- [WHAT YOU NEED TO DO] If a line in the material below has the string "this", copy it out.

Start of TASK INPUT

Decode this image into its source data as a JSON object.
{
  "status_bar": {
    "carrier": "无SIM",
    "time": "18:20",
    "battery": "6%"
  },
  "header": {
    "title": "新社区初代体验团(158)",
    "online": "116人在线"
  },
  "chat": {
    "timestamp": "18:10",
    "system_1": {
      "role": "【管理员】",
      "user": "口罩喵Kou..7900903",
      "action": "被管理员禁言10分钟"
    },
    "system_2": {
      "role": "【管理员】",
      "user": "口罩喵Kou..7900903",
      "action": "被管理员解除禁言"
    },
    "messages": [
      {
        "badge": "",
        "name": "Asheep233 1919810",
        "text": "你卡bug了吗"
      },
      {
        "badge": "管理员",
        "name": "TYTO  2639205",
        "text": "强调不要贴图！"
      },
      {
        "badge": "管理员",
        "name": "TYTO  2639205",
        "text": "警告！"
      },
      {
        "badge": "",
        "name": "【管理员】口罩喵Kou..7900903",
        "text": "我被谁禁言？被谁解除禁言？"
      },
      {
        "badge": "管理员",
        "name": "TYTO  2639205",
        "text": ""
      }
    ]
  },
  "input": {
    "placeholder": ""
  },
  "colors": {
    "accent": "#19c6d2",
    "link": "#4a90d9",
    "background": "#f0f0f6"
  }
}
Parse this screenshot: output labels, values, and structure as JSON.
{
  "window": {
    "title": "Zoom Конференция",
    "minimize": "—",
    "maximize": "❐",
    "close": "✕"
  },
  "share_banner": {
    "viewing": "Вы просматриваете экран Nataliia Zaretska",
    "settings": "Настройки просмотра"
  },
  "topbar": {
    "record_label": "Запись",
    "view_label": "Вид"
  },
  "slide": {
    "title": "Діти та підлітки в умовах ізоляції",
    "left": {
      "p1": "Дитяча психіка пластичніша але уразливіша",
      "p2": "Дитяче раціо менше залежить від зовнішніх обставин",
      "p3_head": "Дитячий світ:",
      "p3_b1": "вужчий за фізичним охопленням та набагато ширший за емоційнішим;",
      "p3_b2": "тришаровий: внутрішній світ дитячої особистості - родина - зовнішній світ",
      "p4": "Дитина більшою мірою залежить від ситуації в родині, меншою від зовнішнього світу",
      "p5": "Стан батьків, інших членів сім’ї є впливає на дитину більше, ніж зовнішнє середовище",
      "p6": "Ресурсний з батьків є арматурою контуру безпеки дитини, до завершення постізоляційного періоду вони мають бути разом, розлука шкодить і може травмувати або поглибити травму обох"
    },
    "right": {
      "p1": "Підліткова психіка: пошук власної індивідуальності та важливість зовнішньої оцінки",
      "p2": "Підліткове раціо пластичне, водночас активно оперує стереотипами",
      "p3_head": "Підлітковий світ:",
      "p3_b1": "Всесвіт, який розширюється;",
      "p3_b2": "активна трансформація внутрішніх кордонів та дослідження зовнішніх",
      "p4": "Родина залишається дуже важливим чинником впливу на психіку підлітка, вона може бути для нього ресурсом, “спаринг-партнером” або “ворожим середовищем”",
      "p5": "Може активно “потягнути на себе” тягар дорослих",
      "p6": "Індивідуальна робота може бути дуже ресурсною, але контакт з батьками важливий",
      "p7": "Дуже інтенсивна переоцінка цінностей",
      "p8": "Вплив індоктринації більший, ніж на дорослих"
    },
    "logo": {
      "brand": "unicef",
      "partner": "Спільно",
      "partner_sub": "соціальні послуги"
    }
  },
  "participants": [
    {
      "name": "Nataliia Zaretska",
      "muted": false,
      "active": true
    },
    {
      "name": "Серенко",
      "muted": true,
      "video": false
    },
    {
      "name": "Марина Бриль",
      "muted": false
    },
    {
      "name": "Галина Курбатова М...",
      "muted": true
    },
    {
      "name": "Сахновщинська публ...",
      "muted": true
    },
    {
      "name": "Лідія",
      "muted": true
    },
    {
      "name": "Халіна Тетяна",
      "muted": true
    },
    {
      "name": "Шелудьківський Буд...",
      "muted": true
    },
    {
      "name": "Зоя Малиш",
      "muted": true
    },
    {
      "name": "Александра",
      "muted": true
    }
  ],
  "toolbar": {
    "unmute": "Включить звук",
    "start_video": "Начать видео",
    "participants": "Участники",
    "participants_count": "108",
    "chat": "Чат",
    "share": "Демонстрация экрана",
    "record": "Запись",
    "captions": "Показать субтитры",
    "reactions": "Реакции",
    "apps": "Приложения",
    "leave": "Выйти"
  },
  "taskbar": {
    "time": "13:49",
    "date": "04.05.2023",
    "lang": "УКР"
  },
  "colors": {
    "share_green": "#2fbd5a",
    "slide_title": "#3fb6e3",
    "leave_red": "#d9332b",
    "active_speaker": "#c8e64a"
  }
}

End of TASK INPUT

- [EXERCISE SOLUTION]
Decode this image into its source data as a JSON object.
Parse this screenshot: output labels, values, and structure as JSON.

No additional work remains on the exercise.